## Directions for this task
From the entries below, copy every line where the string "email" appears.

(Saved data entries)
◇ ◇ ◇

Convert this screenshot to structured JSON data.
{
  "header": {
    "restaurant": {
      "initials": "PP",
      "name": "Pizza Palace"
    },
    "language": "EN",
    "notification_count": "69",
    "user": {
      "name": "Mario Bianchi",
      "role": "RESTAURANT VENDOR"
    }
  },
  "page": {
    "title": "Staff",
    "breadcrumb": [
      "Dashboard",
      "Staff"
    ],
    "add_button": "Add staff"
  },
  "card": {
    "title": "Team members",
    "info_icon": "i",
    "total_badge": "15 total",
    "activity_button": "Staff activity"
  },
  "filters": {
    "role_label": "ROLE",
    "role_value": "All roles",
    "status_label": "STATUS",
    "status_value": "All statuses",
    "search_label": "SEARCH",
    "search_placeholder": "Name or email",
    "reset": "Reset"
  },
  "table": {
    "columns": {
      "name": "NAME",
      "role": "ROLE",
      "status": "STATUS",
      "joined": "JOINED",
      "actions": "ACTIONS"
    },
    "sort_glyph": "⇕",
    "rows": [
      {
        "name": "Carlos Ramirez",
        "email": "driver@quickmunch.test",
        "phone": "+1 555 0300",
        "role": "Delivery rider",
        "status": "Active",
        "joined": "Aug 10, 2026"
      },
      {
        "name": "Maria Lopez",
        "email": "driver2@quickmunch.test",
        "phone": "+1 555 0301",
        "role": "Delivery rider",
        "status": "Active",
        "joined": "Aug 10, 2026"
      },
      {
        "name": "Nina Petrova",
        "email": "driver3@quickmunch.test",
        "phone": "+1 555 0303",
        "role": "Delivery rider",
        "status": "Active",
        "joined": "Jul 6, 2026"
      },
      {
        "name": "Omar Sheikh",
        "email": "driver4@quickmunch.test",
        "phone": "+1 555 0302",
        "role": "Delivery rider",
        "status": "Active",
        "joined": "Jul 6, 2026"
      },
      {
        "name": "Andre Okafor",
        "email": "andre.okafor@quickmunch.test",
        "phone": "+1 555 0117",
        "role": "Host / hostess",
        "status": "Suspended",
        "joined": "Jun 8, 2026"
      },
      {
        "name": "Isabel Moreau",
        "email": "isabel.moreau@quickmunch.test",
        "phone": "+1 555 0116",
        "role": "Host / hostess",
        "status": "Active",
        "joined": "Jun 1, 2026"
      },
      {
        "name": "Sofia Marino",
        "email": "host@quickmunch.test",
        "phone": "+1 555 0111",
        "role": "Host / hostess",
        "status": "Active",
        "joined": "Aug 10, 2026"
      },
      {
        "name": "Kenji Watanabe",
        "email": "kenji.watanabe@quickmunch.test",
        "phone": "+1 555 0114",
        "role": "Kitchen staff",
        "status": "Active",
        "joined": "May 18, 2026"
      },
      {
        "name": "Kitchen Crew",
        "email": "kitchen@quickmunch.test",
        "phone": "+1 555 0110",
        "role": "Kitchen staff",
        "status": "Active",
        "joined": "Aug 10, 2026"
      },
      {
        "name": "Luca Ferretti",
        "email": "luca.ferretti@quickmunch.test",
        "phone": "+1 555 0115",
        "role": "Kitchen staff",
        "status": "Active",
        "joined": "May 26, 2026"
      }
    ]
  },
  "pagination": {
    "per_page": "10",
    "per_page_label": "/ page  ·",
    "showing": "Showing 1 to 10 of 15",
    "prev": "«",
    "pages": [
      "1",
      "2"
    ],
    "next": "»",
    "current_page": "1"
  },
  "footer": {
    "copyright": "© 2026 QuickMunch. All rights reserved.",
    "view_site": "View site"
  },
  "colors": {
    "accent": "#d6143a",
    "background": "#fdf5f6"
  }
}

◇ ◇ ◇

## Completed task
    "search_placeholder": "Name or email",
        "email": "driver@quickmunch.test",
        "email": "driver2@quickmunch.test",
        "email": "driver3@quickmunch.test",
        "email": "driver4@quickmunch.test",
        "email": "andre.okafor@quickmunch.test",
        "email": "isabel.moreau@quickmunch.test",
        "email": "host@quickmunch.test",
        "email": "kenji.watanabe@quickmunch.test",
        "email": "kitchen@quickmunch.test",
        "email": "luca.ferretti@quickmunch.test",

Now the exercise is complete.